Earthquakes that are large enough to cause moderate damage happen approximately two to three times a year. These earthquakes measure a magnitude of 5.5 or higher, which is used to determine the strength of earthquakes. Earthquakes that have a magnitude of 6.7 or higher, which are commonly referred to as big earthquakes, occur even less frequently. Many earthquakes occur in uninhabited parts of California, so even larger quakes may not be felt by many people.

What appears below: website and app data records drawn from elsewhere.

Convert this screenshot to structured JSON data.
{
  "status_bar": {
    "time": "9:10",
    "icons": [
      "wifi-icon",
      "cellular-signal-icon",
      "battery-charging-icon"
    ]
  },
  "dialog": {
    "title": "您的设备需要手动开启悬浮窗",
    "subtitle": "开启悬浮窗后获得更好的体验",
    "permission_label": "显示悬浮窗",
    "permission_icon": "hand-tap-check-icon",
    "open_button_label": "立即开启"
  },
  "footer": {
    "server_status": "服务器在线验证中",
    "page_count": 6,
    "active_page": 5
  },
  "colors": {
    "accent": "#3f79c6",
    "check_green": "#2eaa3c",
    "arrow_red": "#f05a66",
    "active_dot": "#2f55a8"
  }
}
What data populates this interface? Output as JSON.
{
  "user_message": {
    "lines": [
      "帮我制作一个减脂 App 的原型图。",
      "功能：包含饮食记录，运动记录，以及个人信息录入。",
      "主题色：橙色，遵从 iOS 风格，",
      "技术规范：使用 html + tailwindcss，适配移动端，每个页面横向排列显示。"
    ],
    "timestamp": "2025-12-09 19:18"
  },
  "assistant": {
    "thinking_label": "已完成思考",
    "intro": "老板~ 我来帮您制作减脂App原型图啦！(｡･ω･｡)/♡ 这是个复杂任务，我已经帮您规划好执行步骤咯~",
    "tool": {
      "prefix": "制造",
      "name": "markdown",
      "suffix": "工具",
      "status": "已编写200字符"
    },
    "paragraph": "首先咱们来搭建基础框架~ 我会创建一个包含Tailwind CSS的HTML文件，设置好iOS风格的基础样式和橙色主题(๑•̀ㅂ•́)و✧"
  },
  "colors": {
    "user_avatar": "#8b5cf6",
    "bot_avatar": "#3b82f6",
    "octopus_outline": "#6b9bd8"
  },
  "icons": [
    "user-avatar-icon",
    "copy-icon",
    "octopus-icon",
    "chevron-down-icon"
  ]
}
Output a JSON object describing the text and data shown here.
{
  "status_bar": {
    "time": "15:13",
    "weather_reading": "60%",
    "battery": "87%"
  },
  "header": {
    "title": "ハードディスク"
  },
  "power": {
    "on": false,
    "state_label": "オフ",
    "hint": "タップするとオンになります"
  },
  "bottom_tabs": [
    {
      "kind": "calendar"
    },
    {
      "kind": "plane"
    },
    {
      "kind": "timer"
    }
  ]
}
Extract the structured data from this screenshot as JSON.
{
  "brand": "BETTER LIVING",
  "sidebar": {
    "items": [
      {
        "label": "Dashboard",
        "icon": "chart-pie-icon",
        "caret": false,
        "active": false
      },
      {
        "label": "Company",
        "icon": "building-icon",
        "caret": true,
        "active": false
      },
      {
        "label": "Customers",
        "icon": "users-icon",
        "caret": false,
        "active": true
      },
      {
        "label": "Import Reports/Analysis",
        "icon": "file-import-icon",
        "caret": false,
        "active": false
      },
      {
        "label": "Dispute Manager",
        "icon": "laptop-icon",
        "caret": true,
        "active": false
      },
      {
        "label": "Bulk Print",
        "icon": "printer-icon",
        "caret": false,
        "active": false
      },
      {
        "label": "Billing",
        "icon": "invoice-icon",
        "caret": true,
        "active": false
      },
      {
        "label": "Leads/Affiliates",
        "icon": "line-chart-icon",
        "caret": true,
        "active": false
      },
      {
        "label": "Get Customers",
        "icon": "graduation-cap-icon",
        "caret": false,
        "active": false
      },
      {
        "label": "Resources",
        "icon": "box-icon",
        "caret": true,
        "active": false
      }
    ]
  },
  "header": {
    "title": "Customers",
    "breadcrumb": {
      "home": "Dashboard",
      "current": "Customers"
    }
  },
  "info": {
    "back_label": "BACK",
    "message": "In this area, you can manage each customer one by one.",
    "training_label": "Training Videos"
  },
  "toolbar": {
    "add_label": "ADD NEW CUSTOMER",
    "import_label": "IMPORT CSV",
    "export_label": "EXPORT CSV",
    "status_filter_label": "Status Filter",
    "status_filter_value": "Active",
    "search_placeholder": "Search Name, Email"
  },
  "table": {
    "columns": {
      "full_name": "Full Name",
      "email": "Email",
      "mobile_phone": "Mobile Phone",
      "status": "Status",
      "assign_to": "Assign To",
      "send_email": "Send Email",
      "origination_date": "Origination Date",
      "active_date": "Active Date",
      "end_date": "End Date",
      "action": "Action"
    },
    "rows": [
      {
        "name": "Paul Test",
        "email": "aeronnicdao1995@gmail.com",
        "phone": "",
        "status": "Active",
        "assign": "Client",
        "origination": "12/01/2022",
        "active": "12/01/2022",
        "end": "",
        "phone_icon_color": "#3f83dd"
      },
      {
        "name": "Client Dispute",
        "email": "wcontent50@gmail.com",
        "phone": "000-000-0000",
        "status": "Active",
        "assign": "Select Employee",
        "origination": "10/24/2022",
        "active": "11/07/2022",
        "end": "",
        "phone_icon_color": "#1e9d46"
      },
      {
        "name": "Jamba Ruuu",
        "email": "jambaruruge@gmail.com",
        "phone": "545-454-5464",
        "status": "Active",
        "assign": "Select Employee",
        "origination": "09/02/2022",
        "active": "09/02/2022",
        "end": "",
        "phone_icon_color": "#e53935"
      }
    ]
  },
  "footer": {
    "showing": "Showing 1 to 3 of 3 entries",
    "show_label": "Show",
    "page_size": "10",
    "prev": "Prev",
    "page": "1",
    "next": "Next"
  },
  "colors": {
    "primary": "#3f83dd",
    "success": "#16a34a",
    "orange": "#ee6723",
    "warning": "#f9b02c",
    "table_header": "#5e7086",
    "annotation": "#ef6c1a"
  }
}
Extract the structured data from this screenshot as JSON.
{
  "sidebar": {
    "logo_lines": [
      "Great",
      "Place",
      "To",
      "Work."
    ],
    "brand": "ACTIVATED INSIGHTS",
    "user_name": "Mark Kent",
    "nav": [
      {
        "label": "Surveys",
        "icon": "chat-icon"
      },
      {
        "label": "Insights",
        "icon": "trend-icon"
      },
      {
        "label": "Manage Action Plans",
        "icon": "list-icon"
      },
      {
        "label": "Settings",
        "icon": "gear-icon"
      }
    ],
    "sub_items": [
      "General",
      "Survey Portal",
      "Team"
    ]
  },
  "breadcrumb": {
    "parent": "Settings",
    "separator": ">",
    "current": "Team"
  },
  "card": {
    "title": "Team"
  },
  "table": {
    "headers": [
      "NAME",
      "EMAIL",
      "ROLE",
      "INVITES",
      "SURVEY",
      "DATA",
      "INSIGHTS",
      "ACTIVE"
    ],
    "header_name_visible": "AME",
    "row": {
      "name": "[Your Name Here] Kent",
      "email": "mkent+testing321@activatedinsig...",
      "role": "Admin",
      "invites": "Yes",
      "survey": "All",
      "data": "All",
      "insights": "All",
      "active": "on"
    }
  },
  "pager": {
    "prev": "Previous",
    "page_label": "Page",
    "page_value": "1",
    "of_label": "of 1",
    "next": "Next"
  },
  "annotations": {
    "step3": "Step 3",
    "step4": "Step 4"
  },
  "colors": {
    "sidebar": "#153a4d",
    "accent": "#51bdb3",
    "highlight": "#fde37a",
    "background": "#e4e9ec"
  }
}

Earthquakes occur unpredictably, so there is no way to say for sure when the next one is going to strike. Although small earthquakes temporarily relieve pressure on the fault lines, larger earthquakes may still occur at any time. Seismologists use the earthquake history of an area as well as studies of pressure building up in the faults to help predict the frequency of large earthquakes. However, these estimates are often imprecise because earthquakes are still poorly understood due to the difficulty of studying them. Scientists have been predicting a big earthquake in southern California for decades, but as of January 2015, it has yet to occur. The last big earthquake in that area of California was in 1857.